Ask Detroiters of a certain age where they first saw Led Zeppelin, Cream, The Who, Janis Joplin — and just about every other major rock act of the 1960s — and they’ll probably tell you, “The Grande Ballroom.” They might even have a story or two about how they got to stand two inches from the stage, or even hung out with Eric Clapton after a show. And there would also probably be a nostalgic word or two thrown in about how those were better days for rock ‘n’ roll—all of which would be true. But none of it would have happened without a Dearborn high school teacher who for six years—the right six years—lit the fuse for Detroit’s rock scene and just as quickly walked away.
On the Grande’s opening night — October 7, 1966 — $2.50 granted you entrance into Russ Gibb’s own slice of San Francisco. A winding staircase led you up to the ballroom, at the back of which was the stage, recessed into an alcove in the wall. Behind the stage, floating blobs of color danced on a projection screen. All around the room were toys — miniature bicycles, bouncy balls, sandboxes — that Russ had bought on a last-minute whim from the toy store down the street.
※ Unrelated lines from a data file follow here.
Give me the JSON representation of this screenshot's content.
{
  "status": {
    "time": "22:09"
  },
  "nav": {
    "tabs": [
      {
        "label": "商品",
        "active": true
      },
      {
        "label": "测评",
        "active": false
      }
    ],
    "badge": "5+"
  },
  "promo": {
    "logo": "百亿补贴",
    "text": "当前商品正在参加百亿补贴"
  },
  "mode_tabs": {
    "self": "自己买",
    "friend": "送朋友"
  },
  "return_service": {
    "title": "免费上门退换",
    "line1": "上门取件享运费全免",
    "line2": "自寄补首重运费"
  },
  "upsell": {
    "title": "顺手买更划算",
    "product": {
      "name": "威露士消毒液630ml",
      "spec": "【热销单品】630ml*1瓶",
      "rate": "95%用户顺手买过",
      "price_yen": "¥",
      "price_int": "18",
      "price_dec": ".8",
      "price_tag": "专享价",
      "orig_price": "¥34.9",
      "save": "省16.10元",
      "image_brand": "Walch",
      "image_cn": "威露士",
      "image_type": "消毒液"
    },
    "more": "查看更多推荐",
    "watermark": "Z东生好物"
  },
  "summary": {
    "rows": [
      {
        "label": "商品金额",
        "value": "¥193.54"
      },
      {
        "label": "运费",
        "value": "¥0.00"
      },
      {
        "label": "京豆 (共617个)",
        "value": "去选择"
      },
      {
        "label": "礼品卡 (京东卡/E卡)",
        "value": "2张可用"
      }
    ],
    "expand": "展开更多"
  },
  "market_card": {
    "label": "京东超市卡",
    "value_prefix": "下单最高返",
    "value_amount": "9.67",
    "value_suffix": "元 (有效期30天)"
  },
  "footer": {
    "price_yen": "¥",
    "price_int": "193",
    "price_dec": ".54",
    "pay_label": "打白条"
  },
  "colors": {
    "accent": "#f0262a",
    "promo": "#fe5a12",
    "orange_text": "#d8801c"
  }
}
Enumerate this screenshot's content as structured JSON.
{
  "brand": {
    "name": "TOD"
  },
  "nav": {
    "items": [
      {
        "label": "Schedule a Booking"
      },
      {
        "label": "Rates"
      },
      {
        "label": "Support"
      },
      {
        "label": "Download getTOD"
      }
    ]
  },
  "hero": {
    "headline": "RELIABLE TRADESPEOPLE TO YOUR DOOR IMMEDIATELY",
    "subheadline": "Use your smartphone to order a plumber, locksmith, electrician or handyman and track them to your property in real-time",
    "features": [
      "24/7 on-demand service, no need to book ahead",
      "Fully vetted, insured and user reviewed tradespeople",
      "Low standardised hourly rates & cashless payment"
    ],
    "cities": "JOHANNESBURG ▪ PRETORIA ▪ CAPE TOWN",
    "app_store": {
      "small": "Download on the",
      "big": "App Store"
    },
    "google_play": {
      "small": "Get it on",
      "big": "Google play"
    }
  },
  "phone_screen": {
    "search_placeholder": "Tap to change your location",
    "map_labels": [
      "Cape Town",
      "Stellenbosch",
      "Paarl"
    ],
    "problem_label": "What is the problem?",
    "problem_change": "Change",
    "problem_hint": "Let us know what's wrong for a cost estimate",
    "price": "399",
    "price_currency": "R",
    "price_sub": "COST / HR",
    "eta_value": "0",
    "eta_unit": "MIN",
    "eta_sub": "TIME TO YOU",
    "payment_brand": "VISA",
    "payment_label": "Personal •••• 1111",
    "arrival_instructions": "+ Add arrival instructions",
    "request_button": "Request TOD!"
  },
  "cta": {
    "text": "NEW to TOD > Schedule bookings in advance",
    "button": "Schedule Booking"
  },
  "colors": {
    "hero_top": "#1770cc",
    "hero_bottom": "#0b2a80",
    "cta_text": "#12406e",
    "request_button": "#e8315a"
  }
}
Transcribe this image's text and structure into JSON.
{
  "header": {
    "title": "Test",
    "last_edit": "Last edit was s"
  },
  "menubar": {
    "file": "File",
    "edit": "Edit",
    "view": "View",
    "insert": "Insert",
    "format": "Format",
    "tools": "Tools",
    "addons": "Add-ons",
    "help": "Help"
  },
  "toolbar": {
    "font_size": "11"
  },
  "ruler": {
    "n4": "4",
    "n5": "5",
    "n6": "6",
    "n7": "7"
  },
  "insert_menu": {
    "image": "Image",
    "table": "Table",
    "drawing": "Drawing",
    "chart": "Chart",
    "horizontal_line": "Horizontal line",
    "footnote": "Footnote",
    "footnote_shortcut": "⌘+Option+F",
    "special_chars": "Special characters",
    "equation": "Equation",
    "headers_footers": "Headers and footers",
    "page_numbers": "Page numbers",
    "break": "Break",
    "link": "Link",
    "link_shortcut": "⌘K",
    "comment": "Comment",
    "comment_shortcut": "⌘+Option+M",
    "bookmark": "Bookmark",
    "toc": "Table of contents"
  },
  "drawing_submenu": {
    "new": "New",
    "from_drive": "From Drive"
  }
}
The music was loud, but the crowd was not — only about 160 people showed up that first night, and Russ went home without a dime. But then, the next night, there were 200 people. And the following weekend, there were even more. Within five weeks, the Grande was jammed.
For the full article, see Emily Bingham, “My Son, the Promoter”, Found Michigan, April 18, 2013.
Also see Jim McFarlin, “Hallowed Ground“, Hour Detroit, September 26, 2016 : Fifty years ago this October, The Grande Ballroom became Detroit’s brick-and-mortar embodiment of the sex, drugs, and rock ’n’ roll era